Edinburgh-born actor and writer Finlay Bain brings the world premiere of Living a Little, an absurd comedy drama filled with booze and obscenities, to the Edinburgh Fringe Festival at The New Town Theatre (Venue 7) at Freemason’s Hall on Edinburgh’s George Street this August.
Living a Little runs at The New Town Theatre from 4th – 28th of August 2016 (excl 16th) from 7.40pm – 8.45pm
With not a zombie in sight, we are taken into a sanctuary of normality while the outside world rots. The play deals with the questions of what it is to be alive, to be human and what to do if you think today could be your last?
In a secure and stockpiled flat, complete with a TV, a sound system, video games and enough alcohol to host a Scottish wedding, we meet best mates Rob, an ill-mannered, politically incorrect Scottish lad and Paul, the gayest straight man ever.

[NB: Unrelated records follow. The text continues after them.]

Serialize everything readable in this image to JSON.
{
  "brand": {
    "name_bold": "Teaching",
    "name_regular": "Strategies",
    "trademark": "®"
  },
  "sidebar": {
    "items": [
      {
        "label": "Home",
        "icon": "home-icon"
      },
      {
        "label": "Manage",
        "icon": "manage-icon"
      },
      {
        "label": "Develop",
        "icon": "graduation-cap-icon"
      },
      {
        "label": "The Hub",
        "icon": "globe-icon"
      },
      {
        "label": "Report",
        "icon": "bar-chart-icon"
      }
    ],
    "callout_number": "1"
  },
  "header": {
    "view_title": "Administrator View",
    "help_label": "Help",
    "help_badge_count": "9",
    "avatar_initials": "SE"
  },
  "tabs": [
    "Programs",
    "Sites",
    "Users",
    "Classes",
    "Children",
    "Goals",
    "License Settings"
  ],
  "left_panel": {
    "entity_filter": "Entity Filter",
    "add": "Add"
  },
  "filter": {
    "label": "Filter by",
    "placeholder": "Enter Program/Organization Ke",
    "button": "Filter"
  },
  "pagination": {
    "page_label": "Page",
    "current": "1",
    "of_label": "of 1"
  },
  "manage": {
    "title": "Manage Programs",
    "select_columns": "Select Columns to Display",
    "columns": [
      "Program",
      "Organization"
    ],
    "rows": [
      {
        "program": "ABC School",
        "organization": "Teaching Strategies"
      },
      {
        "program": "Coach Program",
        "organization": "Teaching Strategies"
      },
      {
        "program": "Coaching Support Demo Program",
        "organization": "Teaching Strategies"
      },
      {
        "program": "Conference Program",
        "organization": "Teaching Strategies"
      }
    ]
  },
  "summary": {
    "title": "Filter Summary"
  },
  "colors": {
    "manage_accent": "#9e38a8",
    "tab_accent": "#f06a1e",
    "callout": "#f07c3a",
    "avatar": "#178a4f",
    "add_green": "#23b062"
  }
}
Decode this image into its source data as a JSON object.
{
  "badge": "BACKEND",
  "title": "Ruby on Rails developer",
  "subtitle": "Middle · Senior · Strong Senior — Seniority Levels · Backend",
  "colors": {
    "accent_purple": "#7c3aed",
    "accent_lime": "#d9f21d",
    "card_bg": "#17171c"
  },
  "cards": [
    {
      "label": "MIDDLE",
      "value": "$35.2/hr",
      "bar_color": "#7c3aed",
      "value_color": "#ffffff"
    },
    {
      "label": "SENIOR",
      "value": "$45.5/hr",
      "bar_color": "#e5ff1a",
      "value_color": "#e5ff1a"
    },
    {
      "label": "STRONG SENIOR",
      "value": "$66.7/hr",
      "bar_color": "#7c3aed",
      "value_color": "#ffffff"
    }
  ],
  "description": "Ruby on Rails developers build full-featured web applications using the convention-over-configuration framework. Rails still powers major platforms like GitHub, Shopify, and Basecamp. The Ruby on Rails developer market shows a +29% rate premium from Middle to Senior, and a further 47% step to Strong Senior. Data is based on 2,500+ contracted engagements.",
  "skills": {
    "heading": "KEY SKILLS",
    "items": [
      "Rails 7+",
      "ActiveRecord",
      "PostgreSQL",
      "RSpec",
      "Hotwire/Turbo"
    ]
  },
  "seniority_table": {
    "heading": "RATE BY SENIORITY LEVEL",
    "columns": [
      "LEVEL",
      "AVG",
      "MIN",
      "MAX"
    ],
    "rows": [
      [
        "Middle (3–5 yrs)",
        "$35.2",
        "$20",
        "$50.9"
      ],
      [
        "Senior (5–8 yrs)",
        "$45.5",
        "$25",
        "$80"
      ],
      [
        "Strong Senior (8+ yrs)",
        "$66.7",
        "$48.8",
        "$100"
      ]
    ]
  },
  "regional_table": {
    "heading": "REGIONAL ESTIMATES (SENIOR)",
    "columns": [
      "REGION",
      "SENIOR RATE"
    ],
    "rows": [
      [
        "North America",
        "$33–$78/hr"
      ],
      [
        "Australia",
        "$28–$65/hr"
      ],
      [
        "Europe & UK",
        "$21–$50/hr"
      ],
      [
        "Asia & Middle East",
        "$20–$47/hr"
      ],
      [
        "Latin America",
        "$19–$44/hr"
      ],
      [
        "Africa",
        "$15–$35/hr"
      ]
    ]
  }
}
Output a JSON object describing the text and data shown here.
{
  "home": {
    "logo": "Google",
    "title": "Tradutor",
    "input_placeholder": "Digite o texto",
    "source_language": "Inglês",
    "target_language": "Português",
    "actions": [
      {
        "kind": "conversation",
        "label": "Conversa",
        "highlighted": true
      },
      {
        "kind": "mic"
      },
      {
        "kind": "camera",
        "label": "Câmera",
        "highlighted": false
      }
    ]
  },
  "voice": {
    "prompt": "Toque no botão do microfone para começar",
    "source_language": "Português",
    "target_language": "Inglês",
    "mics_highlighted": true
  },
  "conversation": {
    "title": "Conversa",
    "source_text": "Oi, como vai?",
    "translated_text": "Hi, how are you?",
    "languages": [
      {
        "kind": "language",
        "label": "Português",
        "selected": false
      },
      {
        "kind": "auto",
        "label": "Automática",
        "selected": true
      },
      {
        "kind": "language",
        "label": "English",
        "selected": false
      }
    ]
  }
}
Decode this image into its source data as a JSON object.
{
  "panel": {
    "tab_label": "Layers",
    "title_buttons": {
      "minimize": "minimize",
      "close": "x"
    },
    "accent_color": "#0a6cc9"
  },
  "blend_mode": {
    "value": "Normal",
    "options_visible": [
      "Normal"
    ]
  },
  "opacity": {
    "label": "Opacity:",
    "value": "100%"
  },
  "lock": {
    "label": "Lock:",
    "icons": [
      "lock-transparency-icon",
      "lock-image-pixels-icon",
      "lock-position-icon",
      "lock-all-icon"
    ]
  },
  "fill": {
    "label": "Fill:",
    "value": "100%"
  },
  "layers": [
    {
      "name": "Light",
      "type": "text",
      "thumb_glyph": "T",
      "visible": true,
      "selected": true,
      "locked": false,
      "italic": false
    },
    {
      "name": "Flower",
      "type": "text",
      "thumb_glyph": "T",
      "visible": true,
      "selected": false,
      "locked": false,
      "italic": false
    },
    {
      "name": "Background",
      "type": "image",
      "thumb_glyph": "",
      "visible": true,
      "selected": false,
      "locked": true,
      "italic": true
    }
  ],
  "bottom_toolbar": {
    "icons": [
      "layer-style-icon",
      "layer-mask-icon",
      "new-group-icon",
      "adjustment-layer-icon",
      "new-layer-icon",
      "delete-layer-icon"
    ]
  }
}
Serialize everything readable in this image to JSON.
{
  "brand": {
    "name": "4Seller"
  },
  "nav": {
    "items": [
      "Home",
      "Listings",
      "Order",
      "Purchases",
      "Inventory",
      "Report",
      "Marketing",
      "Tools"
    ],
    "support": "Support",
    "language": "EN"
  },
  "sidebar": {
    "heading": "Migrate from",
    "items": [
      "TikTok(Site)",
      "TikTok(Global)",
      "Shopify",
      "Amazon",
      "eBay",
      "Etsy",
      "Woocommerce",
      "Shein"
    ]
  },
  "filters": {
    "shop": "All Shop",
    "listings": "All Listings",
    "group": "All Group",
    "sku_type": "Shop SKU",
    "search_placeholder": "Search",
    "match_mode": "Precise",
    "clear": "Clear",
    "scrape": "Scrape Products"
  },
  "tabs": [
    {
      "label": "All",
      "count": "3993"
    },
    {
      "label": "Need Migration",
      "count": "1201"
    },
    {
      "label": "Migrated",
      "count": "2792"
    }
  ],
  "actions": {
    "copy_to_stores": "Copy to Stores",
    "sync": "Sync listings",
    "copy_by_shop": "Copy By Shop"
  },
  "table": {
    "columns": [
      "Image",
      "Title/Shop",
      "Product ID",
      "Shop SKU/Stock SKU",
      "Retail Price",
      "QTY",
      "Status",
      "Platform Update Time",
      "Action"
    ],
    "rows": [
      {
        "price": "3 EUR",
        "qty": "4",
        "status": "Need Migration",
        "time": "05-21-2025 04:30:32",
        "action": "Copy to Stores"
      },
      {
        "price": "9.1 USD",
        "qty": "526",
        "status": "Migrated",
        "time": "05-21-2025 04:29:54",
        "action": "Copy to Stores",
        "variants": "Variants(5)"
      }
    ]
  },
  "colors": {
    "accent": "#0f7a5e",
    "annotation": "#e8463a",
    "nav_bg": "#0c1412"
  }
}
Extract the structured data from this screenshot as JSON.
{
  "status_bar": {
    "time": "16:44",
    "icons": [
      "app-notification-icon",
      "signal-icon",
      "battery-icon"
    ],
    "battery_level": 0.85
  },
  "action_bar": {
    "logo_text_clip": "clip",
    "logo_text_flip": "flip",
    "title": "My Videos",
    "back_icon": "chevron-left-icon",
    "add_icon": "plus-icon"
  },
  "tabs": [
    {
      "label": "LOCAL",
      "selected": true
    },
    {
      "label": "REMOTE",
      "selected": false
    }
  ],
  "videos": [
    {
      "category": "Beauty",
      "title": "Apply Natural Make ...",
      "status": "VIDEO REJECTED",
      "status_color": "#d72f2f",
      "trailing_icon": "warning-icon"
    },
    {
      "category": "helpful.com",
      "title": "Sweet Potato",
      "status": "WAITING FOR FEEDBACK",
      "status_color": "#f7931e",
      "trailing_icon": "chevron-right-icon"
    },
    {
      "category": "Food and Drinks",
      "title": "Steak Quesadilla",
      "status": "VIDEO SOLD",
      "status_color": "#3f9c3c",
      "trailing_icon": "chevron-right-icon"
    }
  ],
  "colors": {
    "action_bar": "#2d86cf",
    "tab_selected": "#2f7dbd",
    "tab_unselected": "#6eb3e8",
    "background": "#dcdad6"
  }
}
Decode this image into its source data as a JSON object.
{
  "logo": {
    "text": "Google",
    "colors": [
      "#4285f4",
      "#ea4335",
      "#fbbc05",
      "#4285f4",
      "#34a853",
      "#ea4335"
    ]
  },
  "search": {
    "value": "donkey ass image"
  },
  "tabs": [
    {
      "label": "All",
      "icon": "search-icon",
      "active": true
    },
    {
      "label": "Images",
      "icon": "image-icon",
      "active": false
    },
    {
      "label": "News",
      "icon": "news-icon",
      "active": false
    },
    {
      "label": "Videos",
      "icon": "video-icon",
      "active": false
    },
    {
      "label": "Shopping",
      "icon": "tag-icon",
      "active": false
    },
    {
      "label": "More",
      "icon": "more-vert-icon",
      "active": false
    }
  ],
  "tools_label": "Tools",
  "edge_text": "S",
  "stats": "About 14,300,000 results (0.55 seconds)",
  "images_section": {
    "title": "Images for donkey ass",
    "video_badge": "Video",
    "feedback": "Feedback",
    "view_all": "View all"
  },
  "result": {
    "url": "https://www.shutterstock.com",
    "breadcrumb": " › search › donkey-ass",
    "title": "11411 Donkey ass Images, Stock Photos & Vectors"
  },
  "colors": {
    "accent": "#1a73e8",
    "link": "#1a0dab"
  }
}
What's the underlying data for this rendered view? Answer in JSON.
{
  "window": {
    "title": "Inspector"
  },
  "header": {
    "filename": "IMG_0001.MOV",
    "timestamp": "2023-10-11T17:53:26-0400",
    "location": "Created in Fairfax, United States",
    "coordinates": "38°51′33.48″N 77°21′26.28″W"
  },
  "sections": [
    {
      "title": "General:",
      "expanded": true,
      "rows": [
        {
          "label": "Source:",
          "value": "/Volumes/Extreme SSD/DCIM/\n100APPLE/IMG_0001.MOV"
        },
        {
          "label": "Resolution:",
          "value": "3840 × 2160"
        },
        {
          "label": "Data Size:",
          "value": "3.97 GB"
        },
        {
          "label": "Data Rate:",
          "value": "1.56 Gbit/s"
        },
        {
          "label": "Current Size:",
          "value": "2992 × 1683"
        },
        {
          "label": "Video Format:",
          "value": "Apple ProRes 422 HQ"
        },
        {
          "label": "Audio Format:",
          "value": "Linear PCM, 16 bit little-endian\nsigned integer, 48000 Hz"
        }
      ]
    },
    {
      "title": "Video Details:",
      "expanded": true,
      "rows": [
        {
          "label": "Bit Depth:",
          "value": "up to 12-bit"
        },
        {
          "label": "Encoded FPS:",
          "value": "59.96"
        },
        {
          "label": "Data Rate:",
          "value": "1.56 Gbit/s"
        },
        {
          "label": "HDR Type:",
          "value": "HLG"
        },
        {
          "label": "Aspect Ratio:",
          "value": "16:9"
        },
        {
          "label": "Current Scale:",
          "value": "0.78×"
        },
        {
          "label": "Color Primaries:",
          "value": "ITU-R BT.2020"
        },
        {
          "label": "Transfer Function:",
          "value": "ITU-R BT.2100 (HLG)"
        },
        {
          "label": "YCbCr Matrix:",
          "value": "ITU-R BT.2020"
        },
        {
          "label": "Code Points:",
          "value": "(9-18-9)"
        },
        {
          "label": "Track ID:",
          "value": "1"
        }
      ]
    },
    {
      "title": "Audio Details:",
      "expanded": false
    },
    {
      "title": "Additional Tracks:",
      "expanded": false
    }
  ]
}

The arrival of battle hardened Penelope is the catalyst of the piece as she challenges their way of life whilst seeking relative comfort and safety after living out in the wild of a zombie apocalypse.
What was the inspiration for this performance?
The inspiration for Living a Little was living with my best friend (now fellow cast member) Paul Thirkell in a flat in Birmingham during our last year at Birmingham School of Acting. It was always a very funny time, so I thought there could be potential for a play, especially if we were to write more extreme versions of ourselves set during a more extreme time.
How did you go about gathering the team for it?
The cast was already two thirds done as I wrote the piece for myself to play Rob and for Paul to play... Paul (I tried using different names but in my head Paul had to be Paul!) then it was about finding the right Penelope, the catalyst of the drama.
So Jordan Murphy (director) and myself with Paul held auditions and we immediately knew Lauren Sheerman was perfect for the part. I chose Jordan to direct Living a Little because last May he directed a 25 minute snippet of the play at The Vaults so from working with him then and seeing the response for the scratch performance of Living a Little, I knew I had a great team to take to the Fringe.
How did you become interested in making performance?
Being the youngest in a large Edinburgh family I've always been interested in making performance (my family would call it attention seeking and showing off!). I was able to tap into this more at the Edinburgh Academy where I went to school, by attending a drama after school class with fellow rugby team mates "for a laugh". Next thing you know, I was playing Nancy and Old Sally in Oliver Twist and become addicted (to acting, not cross dressing!)
Was your process typical of the way that you make a performance?
Yes I think it was fairly typical: write a play, read it, re-write, read it, re-write, workshop, re-write, workshop, re-write, rehearse 25 min snippet, re-write, rehearse, perform 25 min, listen to feedback, re-write, rehearse, rehearse, preview in London then take to the Fringe! And in doing all this giving everyone a bit of leg room to change and try things out so that the play isn't rigid in its exact format.
What do you hope that the audience will experience?
Given the setting of the piece, the main things that I would want the audience to experience is the feeling that the space the characters are in is a safe haven and that outside those walls is a rotting world. And at the end of the day I want people leaving the performance feeling it was worth more than they paid for it.
It is a very funny show with moments of real drama and emotion, but ultimately it's a show for the audience to enjoy and I'm hopeful they'll enjoy it a lot.
What strategies did you consider towards shaping this audience experience?
We have worked hard on showcasing the comedy within the writing by taking moments out of rehearsal to really home in on the skill set of the cast. We want to give the audience a night where they laugh throughout the piece. We have carefully considered the sight lines from the audience and blocking to ensure that everyone will be able to see all of the action.
Do you see your work within any particular tradition?
The play doesn't fall into any kind of tradition per se, but it is a comedy drama where there is no line – and if we got to a point in the script where we found one, we most certainly crossed it!
Finlay Bain said: “In a world where the zombie genre has infected all platforms of entertainment such as books, video games, TV shows and big blockbuster movies, I felt that now is the time for someone to successfully tackle the undead on stage.
“Basing the characters on friends of mine from acting school and an old pal from Edinburgh helped me write authentically controversial yet strikingly different people.”
Jordan Murphy, director, added: “Finlay has written such a fantastic script filled with wit, colourful characters and extremely bad language. Living a Little pushes the boundaries of friendship and love, and creates a fun and engaging atmosphere for the audience to get their teeth into."
The New Town Theatre at Freemason’s Hall offers an upstairs Film Bar and, downstairs, two theatre spaces, Mysterious and Magic. Immediately outside the venue the theatre group will put on live music, a Famous Grouse bar, a WEST bar and a family-friendly courtyard featuring a range of festivities showcasing the shows within the theatre itself.